Make disciples: Disciple literally means “learner.” In this context it has the connotation of a life-long learner of the ways of Jesus. Disciples in the first century, I’m told, literally followed in the footsteps of their teacher. We are meant to make life-long learners of Jesus’s message. This disciple making is done in the local church setting! Yes, the system that the Apostles established is gathering daily/weekly/monthly/yearly to disciple one another, teaching all that Jesus commanded them.
All nations: The teachings of Jesus are meant to reach every nation on earth. Until that’s accomplished we have no excuse for stopping the mission.
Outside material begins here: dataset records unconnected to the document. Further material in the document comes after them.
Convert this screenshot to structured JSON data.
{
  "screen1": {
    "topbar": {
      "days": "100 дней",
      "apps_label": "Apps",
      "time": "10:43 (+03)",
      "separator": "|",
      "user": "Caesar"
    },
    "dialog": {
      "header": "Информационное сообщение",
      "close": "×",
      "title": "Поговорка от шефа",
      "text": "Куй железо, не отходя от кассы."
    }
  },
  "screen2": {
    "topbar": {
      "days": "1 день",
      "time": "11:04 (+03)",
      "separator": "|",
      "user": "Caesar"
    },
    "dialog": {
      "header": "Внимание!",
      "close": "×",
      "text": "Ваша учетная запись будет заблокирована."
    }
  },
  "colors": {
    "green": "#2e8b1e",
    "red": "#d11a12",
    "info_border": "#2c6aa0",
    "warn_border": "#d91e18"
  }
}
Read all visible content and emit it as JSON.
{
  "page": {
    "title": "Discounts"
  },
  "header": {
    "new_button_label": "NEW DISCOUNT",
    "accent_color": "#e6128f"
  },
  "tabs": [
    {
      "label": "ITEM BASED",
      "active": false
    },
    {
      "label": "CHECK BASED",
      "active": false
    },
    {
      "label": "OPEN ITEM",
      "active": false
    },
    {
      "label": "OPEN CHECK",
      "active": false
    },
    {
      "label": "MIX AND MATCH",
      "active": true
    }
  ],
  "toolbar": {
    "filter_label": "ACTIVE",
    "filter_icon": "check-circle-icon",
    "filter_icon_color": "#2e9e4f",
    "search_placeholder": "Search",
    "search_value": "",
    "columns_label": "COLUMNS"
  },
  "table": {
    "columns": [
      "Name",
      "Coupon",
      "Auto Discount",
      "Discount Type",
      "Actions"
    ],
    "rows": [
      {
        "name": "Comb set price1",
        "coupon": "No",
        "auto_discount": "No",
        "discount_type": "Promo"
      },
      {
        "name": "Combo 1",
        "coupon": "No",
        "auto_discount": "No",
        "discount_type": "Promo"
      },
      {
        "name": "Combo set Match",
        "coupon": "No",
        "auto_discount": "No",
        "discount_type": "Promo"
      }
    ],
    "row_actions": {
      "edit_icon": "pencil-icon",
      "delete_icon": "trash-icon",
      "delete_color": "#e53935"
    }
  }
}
Baptizing: Baptism is one of the two ordinances Christ himself instructed the church to perform. Are you a baptized Christian? You’re qualified to baptize new believers. Are you an un-baptized Christian? WHY ON EARTH ARE YOU AN UNBAPTIZED CHRISTIAN? Call me now and I’ll baptize you tonight. It’s not a good thing if you call yourself a Christian and are not baptized. It’s part of the mission! Don’t wait! This is a VERY serious matter!
In the name of the Father and of the Son and of the Holy Spirit: Jesus instructed the baptism to be Trinitarian in nature! We should be Trinitarian Christians!
Teaching: This reinforces the “disciples” thing. It’s hard to have learners without teachers. As you become a better disciple, you can then begin to teach other disciples. It’s a self-perpetuating mission.
To observe: To watch, and obey, and do, and keep, the commands. That’s what we’re teaching new disciples. That’s what you should be doing, observing…
All that [Jesus] have commanded [the Apostles]: Everything Jesus commanded the Apostles is what they were meant to teach the disciples they made, and so, by extension, we as the disciples they made are also supposed to teach the disciples we make everything Jesus commanded them. Jesus taught them a very specific message for three years. Diligent study of the scriptures kept in context clarifies “all that he commanded” them. It is not easy, and he doesn’t say here that it’s supposed to be.
That’s a pretty jam-packed mission statement. That’s a pretty expansive plan. Why do we feel the need to add to it, or take away from it? Why do you think God would specially reveal a different mission to you, than the one he specially revealed in Matthew 28?
You church doesn’t need a mission statement… it already has one! It needs to stop constructing new missions and start DOING the mission that Jesus gave the church.
Stay tuned for my rant against “visions.” Until then, ask yourself about your own local church’s mission. Is it the one that Jesus gave us? Do you have any say in what your local church’s mission statement is? If not, why not? You’re an active member in your local church, right? If you are, you should be heard and have a say! If you’re not, why aren’t you?